TASK DETAILS » Which lines of the data below hold "this"? Copy each of them.

-- GIVEN DATA follows --

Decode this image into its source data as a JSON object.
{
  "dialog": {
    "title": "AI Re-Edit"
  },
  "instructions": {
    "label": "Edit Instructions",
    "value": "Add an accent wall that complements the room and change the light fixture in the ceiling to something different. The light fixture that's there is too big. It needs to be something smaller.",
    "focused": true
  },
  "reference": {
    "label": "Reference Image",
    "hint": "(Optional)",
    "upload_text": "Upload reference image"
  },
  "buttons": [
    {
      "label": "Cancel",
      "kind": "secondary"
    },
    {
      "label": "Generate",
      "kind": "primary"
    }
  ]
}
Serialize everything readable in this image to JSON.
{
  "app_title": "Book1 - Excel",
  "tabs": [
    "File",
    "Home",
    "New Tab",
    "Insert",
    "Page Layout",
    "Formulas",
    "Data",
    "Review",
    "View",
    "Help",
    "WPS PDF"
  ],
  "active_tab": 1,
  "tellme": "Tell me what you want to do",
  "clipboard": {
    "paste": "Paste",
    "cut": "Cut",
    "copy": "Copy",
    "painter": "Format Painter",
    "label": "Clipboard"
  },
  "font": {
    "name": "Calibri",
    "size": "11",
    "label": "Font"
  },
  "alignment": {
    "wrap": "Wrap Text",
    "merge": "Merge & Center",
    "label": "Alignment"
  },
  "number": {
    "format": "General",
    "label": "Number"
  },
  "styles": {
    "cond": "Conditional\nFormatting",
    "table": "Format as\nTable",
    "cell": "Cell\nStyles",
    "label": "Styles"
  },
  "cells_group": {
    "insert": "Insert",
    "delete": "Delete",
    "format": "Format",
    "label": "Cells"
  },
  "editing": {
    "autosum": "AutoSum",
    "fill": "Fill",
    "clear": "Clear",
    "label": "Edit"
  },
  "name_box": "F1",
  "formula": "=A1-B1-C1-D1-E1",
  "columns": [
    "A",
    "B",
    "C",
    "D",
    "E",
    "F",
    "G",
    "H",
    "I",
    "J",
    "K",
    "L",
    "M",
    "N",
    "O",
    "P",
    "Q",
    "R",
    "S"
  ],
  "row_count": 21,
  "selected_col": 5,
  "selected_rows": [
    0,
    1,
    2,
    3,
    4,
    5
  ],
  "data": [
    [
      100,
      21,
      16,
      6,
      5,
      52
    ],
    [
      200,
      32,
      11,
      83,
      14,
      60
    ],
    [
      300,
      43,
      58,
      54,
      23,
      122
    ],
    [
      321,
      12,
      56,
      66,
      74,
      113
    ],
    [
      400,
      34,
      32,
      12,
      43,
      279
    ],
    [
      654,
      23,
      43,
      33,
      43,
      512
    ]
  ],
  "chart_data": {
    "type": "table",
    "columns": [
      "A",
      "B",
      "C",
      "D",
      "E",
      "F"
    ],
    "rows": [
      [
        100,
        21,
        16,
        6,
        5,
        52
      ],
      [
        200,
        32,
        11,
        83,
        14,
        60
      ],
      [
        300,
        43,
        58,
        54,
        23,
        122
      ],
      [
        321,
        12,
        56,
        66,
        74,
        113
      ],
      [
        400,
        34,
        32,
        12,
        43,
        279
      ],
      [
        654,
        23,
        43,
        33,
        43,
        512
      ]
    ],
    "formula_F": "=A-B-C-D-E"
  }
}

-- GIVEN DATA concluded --

EXERCISE ANSWER »
Decode this image into its source data as a JSON object.
Serialize everything readable in this image to JSON.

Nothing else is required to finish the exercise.